Element data from apps and pages:
☆ ☆ ☆ ☆ ☆ ☆ ☆

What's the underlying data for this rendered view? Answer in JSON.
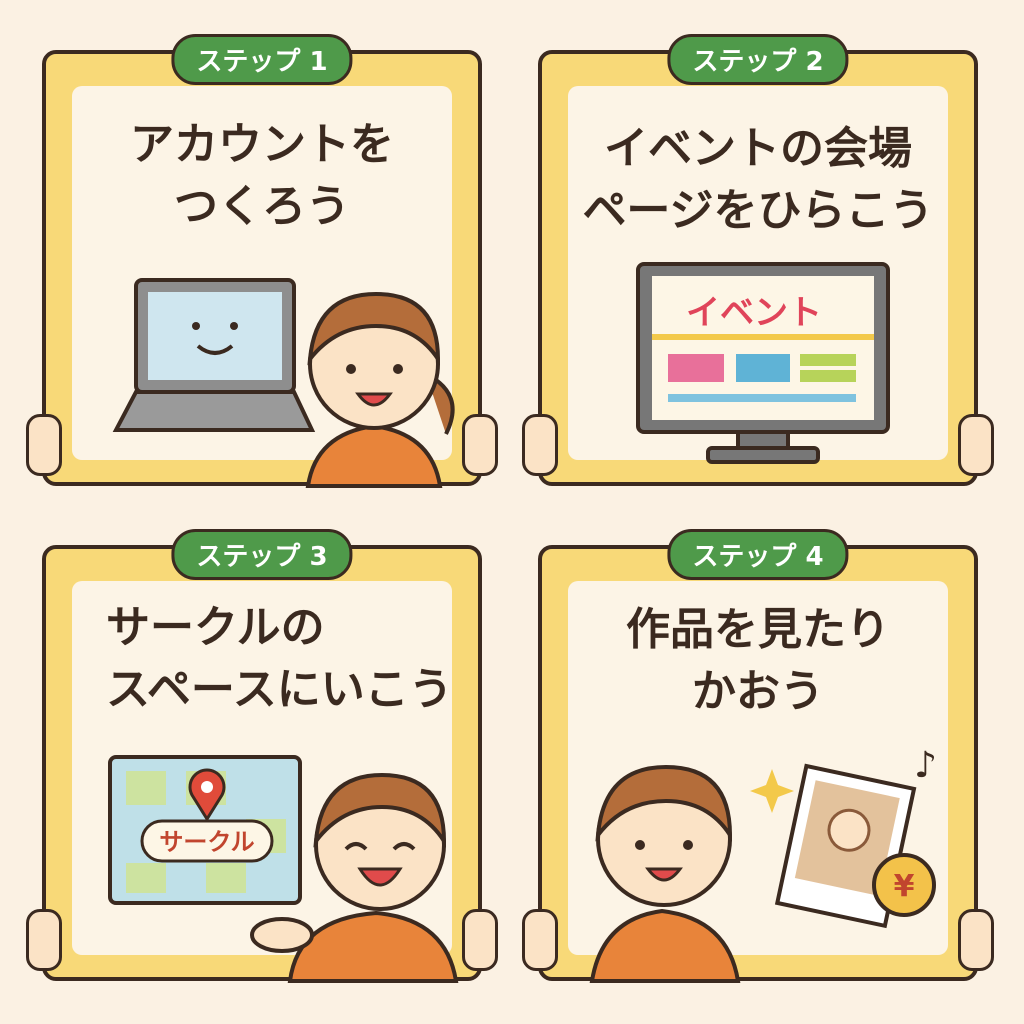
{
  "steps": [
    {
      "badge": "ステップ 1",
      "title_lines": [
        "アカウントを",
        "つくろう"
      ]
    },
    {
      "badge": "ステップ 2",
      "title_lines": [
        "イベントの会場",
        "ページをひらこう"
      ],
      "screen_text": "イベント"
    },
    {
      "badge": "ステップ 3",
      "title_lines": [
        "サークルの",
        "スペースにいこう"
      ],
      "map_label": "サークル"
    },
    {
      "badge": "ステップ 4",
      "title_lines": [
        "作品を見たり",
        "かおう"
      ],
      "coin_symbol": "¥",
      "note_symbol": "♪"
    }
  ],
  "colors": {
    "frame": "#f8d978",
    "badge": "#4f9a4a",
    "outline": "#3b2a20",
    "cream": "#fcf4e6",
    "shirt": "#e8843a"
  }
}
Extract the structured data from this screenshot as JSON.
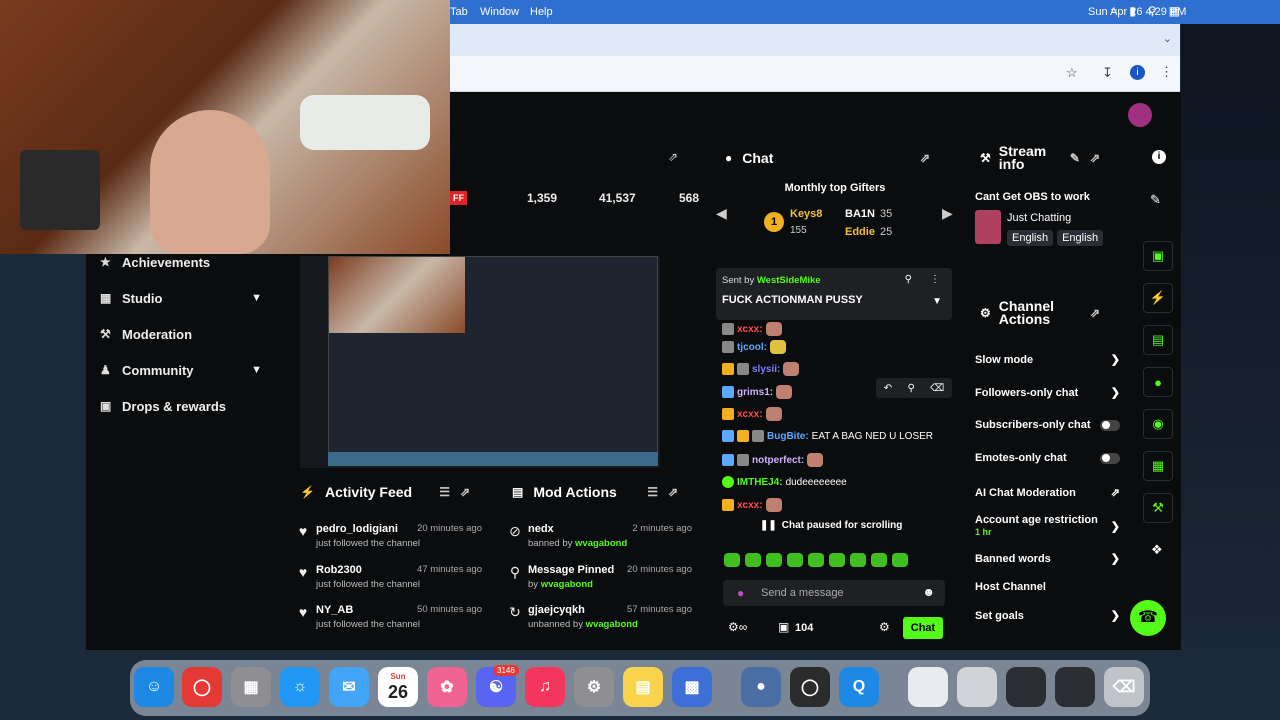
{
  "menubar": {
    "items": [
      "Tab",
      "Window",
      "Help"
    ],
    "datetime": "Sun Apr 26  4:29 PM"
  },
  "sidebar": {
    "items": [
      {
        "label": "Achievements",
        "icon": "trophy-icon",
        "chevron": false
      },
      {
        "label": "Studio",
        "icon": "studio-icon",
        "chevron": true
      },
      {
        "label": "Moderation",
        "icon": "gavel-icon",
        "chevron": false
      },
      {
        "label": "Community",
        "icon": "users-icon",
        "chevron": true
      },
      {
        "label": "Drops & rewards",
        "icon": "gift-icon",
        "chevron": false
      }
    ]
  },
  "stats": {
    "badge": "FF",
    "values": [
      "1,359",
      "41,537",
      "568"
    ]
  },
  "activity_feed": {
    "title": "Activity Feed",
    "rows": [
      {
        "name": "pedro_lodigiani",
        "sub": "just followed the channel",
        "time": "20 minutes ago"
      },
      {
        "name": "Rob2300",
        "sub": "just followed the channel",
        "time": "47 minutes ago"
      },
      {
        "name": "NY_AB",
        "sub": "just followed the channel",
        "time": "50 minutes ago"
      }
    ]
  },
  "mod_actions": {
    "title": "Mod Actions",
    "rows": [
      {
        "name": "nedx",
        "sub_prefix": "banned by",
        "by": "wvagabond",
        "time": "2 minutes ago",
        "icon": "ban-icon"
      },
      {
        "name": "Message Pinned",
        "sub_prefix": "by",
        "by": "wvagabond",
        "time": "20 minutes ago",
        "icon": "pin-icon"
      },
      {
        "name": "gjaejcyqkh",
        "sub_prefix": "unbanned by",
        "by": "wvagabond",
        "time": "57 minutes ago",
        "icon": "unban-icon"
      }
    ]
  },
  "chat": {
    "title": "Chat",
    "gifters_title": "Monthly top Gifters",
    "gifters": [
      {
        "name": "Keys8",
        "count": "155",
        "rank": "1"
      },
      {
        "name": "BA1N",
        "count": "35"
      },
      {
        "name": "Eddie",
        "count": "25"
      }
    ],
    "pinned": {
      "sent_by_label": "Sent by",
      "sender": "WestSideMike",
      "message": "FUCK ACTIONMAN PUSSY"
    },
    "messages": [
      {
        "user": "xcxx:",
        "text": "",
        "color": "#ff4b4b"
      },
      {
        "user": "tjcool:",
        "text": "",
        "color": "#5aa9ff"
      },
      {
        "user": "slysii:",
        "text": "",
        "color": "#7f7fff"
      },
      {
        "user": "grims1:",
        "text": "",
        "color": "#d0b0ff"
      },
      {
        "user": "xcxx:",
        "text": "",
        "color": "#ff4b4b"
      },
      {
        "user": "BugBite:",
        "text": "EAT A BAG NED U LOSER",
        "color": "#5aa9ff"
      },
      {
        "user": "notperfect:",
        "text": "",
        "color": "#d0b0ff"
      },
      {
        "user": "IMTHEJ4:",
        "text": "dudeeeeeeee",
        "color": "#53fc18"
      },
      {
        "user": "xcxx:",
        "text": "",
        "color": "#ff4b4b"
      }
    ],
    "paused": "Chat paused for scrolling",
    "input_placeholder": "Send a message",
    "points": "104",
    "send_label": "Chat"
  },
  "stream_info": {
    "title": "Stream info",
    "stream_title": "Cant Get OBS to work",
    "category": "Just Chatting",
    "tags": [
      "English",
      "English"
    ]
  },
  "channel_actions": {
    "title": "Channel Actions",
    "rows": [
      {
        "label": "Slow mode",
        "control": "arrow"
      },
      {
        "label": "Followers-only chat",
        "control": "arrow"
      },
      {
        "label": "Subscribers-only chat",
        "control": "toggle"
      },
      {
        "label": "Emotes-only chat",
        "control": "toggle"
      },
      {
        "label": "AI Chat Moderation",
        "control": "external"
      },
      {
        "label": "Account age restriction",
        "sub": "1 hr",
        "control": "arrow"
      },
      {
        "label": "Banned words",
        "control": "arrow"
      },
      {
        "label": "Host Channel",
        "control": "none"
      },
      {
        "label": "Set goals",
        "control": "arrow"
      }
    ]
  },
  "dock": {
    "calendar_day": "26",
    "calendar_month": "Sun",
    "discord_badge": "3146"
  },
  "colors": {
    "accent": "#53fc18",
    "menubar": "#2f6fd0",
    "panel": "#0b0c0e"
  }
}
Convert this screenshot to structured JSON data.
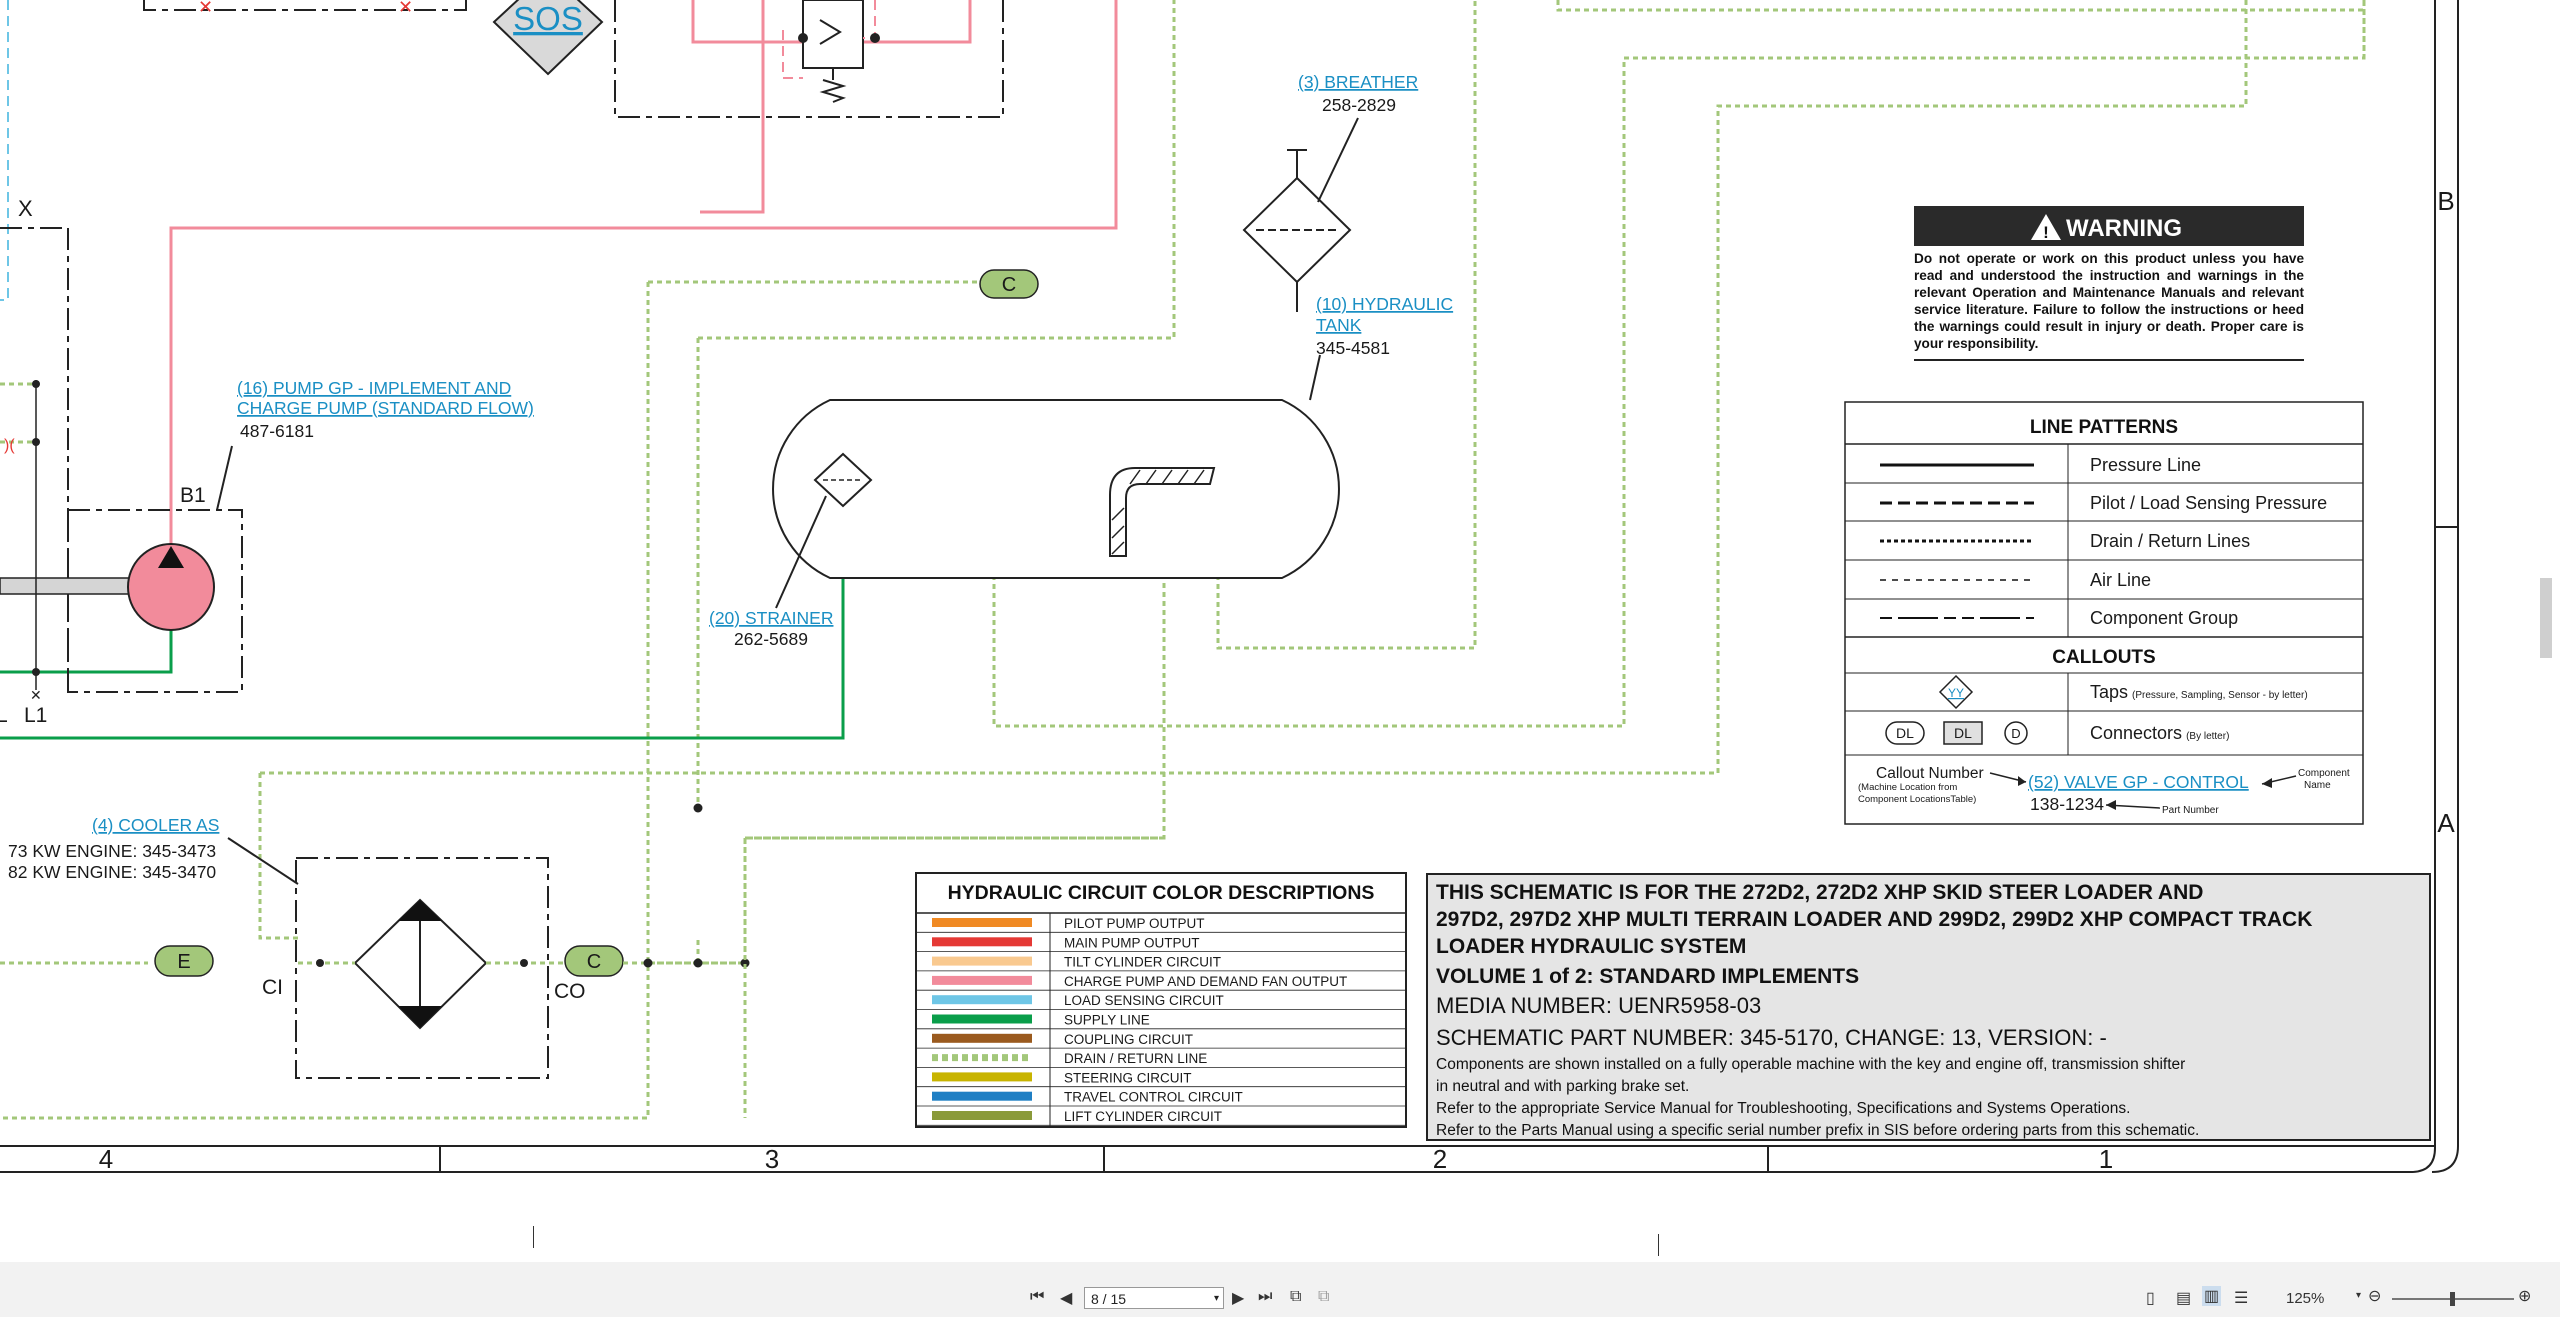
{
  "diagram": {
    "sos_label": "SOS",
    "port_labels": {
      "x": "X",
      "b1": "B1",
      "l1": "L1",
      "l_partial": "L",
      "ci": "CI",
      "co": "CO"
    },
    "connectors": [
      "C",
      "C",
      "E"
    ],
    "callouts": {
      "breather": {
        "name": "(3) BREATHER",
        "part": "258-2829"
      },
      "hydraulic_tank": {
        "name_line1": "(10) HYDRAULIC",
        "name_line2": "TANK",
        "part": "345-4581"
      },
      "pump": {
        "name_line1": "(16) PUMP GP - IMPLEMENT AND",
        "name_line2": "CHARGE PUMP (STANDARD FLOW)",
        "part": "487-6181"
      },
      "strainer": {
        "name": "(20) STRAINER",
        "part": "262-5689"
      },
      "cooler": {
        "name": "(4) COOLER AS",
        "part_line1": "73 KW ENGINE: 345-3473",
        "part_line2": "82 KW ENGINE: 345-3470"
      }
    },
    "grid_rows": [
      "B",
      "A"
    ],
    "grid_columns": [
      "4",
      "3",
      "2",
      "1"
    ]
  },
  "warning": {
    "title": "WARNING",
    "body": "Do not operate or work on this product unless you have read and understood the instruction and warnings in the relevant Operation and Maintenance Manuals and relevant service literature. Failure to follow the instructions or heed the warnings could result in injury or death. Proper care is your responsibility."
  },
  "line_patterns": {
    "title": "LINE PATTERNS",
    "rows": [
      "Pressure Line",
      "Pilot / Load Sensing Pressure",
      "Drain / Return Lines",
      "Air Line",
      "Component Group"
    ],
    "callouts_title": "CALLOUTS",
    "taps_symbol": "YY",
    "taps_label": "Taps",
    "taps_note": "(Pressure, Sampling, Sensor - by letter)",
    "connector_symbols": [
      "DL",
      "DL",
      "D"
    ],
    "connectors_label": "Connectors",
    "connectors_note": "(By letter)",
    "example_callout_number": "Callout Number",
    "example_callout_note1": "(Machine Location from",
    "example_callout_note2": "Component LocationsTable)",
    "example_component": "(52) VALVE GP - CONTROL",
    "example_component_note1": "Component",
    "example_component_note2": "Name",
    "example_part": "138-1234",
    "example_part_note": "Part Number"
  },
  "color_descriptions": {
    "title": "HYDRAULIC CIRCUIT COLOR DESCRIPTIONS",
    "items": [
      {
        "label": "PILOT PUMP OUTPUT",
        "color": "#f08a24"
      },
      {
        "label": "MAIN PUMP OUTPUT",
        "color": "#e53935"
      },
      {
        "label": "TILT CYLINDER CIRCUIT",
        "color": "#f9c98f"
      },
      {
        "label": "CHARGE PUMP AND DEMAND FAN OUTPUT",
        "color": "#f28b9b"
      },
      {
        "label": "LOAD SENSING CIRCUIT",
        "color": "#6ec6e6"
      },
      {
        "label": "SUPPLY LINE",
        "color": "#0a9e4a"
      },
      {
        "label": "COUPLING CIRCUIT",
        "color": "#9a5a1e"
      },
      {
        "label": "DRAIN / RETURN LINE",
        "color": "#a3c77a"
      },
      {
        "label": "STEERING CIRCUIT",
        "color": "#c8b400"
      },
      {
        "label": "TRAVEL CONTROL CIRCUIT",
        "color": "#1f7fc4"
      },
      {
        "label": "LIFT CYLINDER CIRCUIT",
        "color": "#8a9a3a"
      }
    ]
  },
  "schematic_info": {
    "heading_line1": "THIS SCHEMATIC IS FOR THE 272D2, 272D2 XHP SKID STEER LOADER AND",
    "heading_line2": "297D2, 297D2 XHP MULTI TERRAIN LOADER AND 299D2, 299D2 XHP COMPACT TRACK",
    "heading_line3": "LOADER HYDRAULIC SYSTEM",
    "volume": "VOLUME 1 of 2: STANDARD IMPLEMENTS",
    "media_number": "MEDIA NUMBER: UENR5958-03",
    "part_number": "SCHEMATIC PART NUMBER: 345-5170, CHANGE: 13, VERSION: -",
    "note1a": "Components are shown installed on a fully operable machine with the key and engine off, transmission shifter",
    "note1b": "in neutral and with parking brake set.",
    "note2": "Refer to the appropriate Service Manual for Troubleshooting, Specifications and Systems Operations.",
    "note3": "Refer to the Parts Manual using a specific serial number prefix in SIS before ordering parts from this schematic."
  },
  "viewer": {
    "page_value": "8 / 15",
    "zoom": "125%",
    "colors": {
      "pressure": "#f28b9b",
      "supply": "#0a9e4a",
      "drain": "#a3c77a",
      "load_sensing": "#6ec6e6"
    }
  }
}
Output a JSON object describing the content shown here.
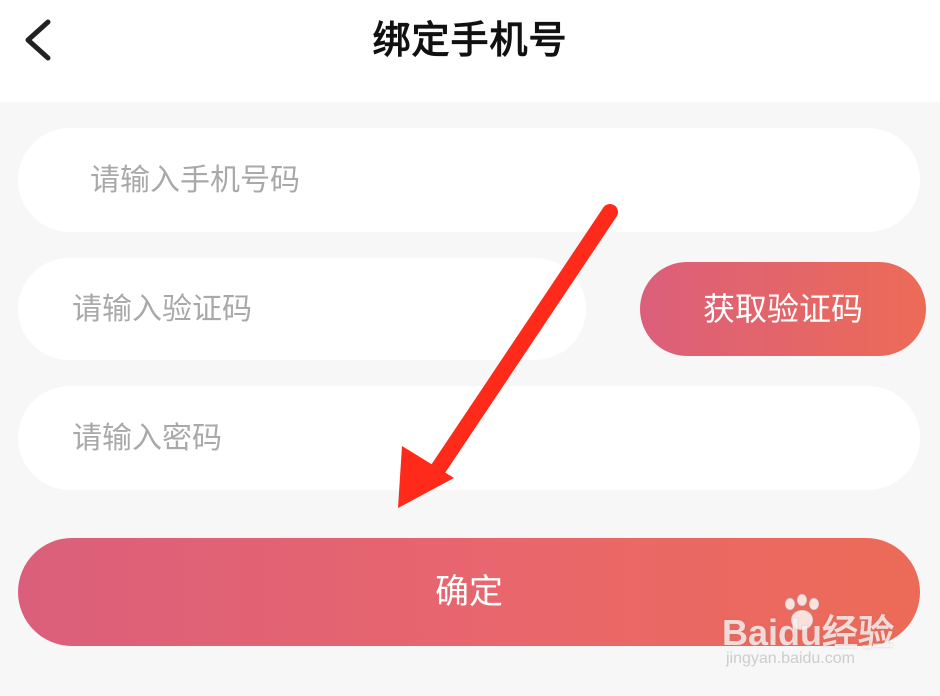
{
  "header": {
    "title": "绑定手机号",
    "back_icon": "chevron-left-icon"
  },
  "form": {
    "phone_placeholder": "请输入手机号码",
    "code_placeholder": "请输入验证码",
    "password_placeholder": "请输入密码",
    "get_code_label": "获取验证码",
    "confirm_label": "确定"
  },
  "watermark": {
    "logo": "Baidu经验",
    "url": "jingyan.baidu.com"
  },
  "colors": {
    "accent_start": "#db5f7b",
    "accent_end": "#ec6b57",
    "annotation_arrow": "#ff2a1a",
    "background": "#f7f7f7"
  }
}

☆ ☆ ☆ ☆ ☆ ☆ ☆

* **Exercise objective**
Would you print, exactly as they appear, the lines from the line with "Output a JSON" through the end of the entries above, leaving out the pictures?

* **Expected output**
Output a JSON object describing the content shown here.
{
  "header": {
    "title": "绑定手机号",
    "back_icon": "chevron-left-icon"
  },
  "form": {
    "phone_placeholder": "请输入手机号码",
    "code_placeholder": "请输入验证码",
    "password_placeholder": "请输入密码",
    "get_code_label": "获取验证码",
    "confirm_label": "确定"
  },
  "watermark": {
    "logo": "Baidu经验",
    "url": "jingyan.baidu.com"
  },
  "colors": {
    "accent_start": "#db5f7b",
    "accent_end": "#ec6b57",
    "annotation_arrow": "#ff2a1a",
    "background": "#f7f7f7"
  }
}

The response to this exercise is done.